# What the exercise asks
Gather from the material every line that contains the string "Рубль".

# Data for this task

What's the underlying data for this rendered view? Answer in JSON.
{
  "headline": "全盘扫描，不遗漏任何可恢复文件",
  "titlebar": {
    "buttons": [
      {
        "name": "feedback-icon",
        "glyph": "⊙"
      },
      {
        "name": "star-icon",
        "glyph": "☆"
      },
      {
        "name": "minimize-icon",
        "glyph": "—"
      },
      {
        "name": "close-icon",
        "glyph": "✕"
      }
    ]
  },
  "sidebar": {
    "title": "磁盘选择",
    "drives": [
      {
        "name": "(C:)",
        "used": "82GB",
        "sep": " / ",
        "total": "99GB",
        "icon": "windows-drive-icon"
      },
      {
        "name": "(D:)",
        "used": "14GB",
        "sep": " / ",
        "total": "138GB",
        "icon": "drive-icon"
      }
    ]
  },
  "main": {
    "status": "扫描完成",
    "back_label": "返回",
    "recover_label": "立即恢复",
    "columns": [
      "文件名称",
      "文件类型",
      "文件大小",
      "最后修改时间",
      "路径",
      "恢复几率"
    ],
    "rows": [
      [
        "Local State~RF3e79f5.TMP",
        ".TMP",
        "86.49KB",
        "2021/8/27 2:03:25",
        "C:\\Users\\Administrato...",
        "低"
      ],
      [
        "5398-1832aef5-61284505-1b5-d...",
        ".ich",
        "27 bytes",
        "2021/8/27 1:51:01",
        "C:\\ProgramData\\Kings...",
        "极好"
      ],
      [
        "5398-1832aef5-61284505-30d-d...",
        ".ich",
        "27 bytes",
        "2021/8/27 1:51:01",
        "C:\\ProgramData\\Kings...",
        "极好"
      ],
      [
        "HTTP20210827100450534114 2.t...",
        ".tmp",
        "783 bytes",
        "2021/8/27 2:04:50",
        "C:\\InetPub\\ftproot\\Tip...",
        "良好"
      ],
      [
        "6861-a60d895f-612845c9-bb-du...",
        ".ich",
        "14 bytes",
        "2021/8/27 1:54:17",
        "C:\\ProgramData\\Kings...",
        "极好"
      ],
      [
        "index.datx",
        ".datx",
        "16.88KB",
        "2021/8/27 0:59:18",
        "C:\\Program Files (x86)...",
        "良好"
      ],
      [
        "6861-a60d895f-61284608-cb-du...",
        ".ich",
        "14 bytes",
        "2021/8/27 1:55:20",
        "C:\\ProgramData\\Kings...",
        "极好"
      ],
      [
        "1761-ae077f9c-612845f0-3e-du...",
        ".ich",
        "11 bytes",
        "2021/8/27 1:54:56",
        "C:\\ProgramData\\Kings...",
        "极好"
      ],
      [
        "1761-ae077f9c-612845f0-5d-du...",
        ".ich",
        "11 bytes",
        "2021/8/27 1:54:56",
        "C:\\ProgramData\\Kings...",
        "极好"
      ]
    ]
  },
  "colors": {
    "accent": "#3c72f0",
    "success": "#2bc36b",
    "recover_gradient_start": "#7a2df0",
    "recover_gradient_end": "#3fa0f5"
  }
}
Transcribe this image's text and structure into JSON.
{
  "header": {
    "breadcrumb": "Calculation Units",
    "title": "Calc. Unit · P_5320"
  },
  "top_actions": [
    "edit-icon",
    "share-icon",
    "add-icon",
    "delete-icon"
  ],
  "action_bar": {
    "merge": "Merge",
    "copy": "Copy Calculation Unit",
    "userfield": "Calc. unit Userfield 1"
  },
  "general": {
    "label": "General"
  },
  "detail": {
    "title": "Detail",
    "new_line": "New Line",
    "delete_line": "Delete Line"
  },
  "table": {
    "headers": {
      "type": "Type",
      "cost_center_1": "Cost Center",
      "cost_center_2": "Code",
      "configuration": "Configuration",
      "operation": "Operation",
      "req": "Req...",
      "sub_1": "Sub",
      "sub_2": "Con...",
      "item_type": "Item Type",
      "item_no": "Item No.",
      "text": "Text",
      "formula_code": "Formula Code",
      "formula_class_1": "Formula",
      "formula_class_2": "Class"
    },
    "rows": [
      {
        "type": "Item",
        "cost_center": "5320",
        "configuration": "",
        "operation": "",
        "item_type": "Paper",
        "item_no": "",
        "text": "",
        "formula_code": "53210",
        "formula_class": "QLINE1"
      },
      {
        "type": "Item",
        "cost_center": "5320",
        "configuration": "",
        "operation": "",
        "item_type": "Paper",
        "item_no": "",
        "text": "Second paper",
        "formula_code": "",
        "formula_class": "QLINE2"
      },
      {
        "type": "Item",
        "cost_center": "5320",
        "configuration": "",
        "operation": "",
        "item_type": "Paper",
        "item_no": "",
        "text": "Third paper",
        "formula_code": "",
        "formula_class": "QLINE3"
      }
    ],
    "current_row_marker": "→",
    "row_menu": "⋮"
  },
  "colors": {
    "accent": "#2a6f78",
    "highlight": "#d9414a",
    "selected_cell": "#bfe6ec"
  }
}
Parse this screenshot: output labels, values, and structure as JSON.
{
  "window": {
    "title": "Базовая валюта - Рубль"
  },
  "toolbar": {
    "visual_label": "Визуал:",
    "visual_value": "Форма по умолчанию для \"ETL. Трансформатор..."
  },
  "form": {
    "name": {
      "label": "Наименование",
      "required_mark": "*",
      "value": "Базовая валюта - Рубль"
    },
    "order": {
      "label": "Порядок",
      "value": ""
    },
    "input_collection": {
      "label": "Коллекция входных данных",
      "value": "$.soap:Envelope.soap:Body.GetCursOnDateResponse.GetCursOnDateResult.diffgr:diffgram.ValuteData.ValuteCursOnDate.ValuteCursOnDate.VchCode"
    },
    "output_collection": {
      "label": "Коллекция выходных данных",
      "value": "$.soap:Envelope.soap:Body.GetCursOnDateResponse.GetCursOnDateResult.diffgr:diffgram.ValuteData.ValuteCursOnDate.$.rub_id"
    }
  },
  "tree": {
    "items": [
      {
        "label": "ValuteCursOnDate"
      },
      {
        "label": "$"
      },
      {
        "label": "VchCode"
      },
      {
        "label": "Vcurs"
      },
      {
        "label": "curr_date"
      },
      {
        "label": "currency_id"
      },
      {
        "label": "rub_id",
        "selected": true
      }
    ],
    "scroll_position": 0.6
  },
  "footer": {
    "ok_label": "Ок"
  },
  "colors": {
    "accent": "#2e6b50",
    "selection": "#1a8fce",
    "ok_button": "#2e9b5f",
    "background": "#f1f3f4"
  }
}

# Exercise output
    "title": "Базовая валюта - Рубль"
      "value": "Базовая валюта - Рубль"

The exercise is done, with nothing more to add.